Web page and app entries
......

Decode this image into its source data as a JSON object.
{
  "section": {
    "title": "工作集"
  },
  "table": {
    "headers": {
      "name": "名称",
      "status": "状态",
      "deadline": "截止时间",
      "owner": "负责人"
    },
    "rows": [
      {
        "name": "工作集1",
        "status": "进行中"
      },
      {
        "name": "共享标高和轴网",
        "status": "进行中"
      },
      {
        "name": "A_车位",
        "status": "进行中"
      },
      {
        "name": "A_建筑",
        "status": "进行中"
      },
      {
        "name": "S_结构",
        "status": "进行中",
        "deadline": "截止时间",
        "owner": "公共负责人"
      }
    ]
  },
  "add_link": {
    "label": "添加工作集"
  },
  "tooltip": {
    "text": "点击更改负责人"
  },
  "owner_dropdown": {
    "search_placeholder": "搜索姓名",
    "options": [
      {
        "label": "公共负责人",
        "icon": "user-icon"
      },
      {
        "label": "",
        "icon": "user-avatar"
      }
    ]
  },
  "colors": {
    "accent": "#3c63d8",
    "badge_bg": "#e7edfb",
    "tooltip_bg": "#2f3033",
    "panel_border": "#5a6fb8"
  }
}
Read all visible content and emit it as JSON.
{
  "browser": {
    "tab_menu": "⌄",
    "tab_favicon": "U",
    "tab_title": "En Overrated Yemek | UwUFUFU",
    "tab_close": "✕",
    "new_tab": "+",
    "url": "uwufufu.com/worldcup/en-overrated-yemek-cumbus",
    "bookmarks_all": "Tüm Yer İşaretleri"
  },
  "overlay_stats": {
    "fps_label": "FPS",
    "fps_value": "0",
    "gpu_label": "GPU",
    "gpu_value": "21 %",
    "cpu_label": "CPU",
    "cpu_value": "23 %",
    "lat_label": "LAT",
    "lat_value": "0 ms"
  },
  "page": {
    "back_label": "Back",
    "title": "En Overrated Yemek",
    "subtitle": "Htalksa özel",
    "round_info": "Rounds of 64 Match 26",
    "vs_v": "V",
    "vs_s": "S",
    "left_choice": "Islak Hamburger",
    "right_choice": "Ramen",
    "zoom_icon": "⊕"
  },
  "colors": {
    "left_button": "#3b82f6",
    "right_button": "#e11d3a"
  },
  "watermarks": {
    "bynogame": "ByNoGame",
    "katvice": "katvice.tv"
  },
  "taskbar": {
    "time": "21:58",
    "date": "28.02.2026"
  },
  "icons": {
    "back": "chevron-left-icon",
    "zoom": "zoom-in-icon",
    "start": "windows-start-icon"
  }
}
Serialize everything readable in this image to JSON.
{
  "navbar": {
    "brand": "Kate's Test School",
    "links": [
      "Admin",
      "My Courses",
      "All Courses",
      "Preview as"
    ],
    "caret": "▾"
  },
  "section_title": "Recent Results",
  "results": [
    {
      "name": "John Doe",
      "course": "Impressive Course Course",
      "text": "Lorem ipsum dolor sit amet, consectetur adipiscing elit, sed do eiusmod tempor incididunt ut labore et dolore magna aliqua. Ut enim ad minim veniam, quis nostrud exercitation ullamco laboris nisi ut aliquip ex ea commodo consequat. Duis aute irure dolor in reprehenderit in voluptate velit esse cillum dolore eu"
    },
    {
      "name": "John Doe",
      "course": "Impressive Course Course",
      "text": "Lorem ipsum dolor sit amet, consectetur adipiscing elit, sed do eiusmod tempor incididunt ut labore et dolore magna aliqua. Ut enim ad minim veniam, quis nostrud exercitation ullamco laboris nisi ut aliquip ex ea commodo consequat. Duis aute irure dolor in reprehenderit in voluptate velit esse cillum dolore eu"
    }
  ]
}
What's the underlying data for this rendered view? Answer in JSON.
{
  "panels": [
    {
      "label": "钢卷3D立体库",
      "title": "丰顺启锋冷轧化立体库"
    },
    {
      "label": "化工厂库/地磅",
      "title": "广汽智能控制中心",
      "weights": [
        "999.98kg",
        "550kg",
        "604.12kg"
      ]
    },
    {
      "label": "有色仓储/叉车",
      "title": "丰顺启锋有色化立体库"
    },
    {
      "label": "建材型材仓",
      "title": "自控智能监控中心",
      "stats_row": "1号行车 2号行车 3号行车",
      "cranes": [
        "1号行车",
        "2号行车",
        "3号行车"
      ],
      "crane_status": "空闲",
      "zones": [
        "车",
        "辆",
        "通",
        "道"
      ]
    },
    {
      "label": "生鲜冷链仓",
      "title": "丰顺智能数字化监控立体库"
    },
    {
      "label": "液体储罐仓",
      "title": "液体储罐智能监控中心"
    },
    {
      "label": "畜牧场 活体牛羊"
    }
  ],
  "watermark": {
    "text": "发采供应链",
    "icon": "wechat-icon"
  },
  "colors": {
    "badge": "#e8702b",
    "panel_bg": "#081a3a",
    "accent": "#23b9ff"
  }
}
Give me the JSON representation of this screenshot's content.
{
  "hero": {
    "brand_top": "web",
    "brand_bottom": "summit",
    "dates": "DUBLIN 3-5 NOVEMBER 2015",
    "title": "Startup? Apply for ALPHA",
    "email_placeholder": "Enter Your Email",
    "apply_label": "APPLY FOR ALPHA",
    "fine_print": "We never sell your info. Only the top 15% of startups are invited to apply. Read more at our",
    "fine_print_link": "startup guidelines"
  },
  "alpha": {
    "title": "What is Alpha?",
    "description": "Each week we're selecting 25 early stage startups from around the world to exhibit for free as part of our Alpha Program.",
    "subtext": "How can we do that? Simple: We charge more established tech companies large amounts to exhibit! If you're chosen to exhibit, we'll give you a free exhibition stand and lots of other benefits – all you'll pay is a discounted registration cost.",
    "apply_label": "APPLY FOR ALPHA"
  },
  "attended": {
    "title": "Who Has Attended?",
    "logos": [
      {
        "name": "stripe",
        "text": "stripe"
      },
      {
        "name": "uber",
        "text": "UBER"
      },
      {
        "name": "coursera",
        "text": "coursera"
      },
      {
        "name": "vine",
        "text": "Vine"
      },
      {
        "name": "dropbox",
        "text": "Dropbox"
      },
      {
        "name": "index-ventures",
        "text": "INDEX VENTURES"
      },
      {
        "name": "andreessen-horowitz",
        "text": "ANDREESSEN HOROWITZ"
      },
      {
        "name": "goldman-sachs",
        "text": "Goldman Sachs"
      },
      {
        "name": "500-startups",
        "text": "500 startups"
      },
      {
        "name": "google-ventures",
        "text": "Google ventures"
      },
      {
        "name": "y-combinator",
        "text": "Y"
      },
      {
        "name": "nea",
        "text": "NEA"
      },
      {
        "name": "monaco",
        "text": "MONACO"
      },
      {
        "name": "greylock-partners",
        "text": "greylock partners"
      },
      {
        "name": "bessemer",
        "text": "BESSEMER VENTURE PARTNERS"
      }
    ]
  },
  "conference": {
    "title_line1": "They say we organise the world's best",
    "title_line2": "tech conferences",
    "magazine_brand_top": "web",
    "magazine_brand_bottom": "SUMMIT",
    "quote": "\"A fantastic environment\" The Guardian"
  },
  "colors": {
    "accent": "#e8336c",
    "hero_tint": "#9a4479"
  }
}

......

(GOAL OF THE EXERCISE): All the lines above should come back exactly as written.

(ANSWER TO THE PROBLEM):
Decode this image into its source data as a JSON object.
{
  "section": {
    "title": "工作集"
  },
  "table": {
    "headers": {
      "name": "名称",
      "status": "状态",
      "deadline": "截止时间",
      "owner": "负责人"
    },
    "rows": [
      {
        "name": "工作集1",
        "status": "进行中"
      },
      {
        "name": "共享标高和轴网",
        "status": "进行中"
      },
      {
        "name": "A_车位",
        "status": "进行中"
      },
      {
        "name": "A_建筑",
        "status": "进行中"
      },
      {
        "name": "S_结构",
        "status": "进行中",
        "deadline": "截止时间",
        "owner": "公共负责人"
      }
    ]
  },
  "add_link": {
    "label": "添加工作集"
  },
  "tooltip": {
    "text": "点击更改负责人"
  },
  "owner_dropdown": {
    "search_placeholder": "搜索姓名",
    "options": [
      {
        "label": "公共负责人",
        "icon": "user-icon"
      },
      {
        "label": "",
        "icon": "user-avatar"
      }
    ]
  },
  "colors": {
    "accent": "#3c63d8",
    "badge_bg": "#e7edfb",
    "tooltip_bg": "#2f3033",
    "panel_border": "#5a6fb8"
  }
}
Read all visible content and emit it as JSON.
{
  "browser": {
    "tab_menu": "⌄",
    "tab_favicon": "U",
    "tab_title": "En Overrated Yemek | UwUFUFU",
    "tab_close": "✕",
    "new_tab": "+",
    "url": "uwufufu.com/worldcup/en-overrated-yemek-cumbus",
    "bookmarks_all": "Tüm Yer İşaretleri"
  },
  "overlay_stats": {
    "fps_label": "FPS",
    "fps_value": "0",
    "gpu_label": "GPU",
    "gpu_value": "21 %",
    "cpu_label": "CPU",
    "cpu_value": "23 %",
    "lat_label": "LAT",
    "lat_value": "0 ms"
  },
  "page": {
    "back_label": "Back",
    "title": "En Overrated Yemek",
    "subtitle": "Htalksa özel",
    "round_info": "Rounds of 64 Match 26",
    "vs_v": "V",
    "vs_s": "S",
    "left_choice": "Islak Hamburger",
    "right_choice": "Ramen",
    "zoom_icon": "⊕"
  },
  "colors": {
    "left_button": "#3b82f6",
    "right_button": "#e11d3a"
  },
  "watermarks": {
    "bynogame": "ByNoGame",
    "katvice": "katvice.tv"
  },
  "taskbar": {
    "time": "21:58",
    "date": "28.02.2026"
  },
  "icons": {
    "back": "chevron-left-icon",
    "zoom": "zoom-in-icon",
    "start": "windows-start-icon"
  }
}
Serialize everything readable in this image to JSON.
{
  "navbar": {
    "brand": "Kate's Test School",
    "links": [
      "Admin",
      "My Courses",
      "All Courses",
      "Preview as"
    ],
    "caret": "▾"
  },
  "section_title": "Recent Results",
  "results": [
    {
      "name": "John Doe",
      "course": "Impressive Course Course",
      "text": "Lorem ipsum dolor sit amet, consectetur adipiscing elit, sed do eiusmod tempor incididunt ut labore et dolore magna aliqua. Ut enim ad minim veniam, quis nostrud exercitation ullamco laboris nisi ut aliquip ex ea commodo consequat. Duis aute irure dolor in reprehenderit in voluptate velit esse cillum dolore eu"
    },
    {
      "name": "John Doe",
      "course": "Impressive Course Course",
      "text": "Lorem ipsum dolor sit amet, consectetur adipiscing elit, sed do eiusmod tempor incididunt ut labore et dolore magna aliqua. Ut enim ad minim veniam, quis nostrud exercitation ullamco laboris nisi ut aliquip ex ea commodo consequat. Duis aute irure dolor in reprehenderit in voluptate velit esse cillum dolore eu"
    }
  ]
}
What's the underlying data for this rendered view? Answer in JSON.
{
  "panels": [
    {
      "label": "钢卷3D立体库",
      "title": "丰顺启锋冷轧化立体库"
    },
    {
      "label": "化工厂库/地磅",
      "title": "广汽智能控制中心",
      "weights": [
        "999.98kg",
        "550kg",
        "604.12kg"
      ]
    },
    {
      "label": "有色仓储/叉车",
      "title": "丰顺启锋有色化立体库"
    },
    {
      "label": "建材型材仓",
      "title": "自控智能监控中心",
      "stats_row": "1号行车 2号行车 3号行车",
      "cranes": [
        "1号行车",
        "2号行车",
        "3号行车"
      ],
      "crane_status": "空闲",
      "zones": [
        "车",
        "辆",
        "通",
        "道"
      ]
    },
    {
      "label": "生鲜冷链仓",
      "title": "丰顺智能数字化监控立体库"
    },
    {
      "label": "液体储罐仓",
      "title": "液体储罐智能监控中心"
    },
    {
      "label": "畜牧场 活体牛羊"
    }
  ],
  "watermark": {
    "text": "发采供应链",
    "icon": "wechat-icon"
  },
  "colors": {
    "badge": "#e8702b",
    "panel_bg": "#081a3a",
    "accent": "#23b9ff"
  }
}
Give me the JSON representation of this screenshot's content.
{
  "hero": {
    "brand_top": "web",
    "brand_bottom": "summit",
    "dates": "DUBLIN 3-5 NOVEMBER 2015",
    "title": "Startup? Apply for ALPHA",
    "email_placeholder": "Enter Your Email",
    "apply_label": "APPLY FOR ALPHA",
    "fine_print": "We never sell your info. Only the top 15% of startups are invited to apply. Read more at our",
    "fine_print_link": "startup guidelines"
  },
  "alpha": {
    "title": "What is Alpha?",
    "description": "Each week we're selecting 25 early stage startups from around the world to exhibit for free as part of our Alpha Program.",
    "subtext": "How can we do that? Simple: We charge more established tech companies large amounts to exhibit! If you're chosen to exhibit, we'll give you a free exhibition stand and lots of other benefits – all you'll pay is a discounted registration cost.",
    "apply_label": "APPLY FOR ALPHA"
  },
  "attended": {
    "title": "Who Has Attended?",
    "logos": [
      {
        "name": "stripe",
        "text": "stripe"
      },
      {
        "name": "uber",
        "text": "UBER"
      },
      {
        "name": "coursera",
        "text": "coursera"
      },
      {
        "name": "vine",
        "text": "Vine"
      },
      {
        "name": "dropbox",
        "text": "Dropbox"
      },
      {
        "name": "index-ventures",
        "text": "INDEX VENTURES"
      },
      {
        "name": "andreessen-horowitz",
        "text": "ANDREESSEN HOROWITZ"
      },
      {
        "name": "goldman-sachs",
        "text": "Goldman Sachs"
      },
      {
        "name": "500-startups",
        "text": "500 startups"
      },
      {
        "name": "google-ventures",
        "text": "Google ventures"
      },
      {
        "name": "y-combinator",
        "text": "Y"
      },
      {
        "name": "nea",
        "text": "NEA"
      },
      {
        "name": "monaco",
        "text": "MONACO"
      },
      {
        "name": "greylock-partners",
        "text": "greylock partners"
      },
      {
        "name": "bessemer",
        "text": "BESSEMER VENTURE PARTNERS"
      }
    ]
  },
  "conference": {
    "title_line1": "They say we organise the world's best",
    "title_line2": "tech conferences",
    "magazine_brand_top": "web",
    "magazine_brand_bottom": "SUMMIT",
    "quote": "\"A fantastic environment\" The Guardian"
  },
  "colors": {
    "accent": "#e8336c",
    "hero_tint": "#9a4479"
  }
}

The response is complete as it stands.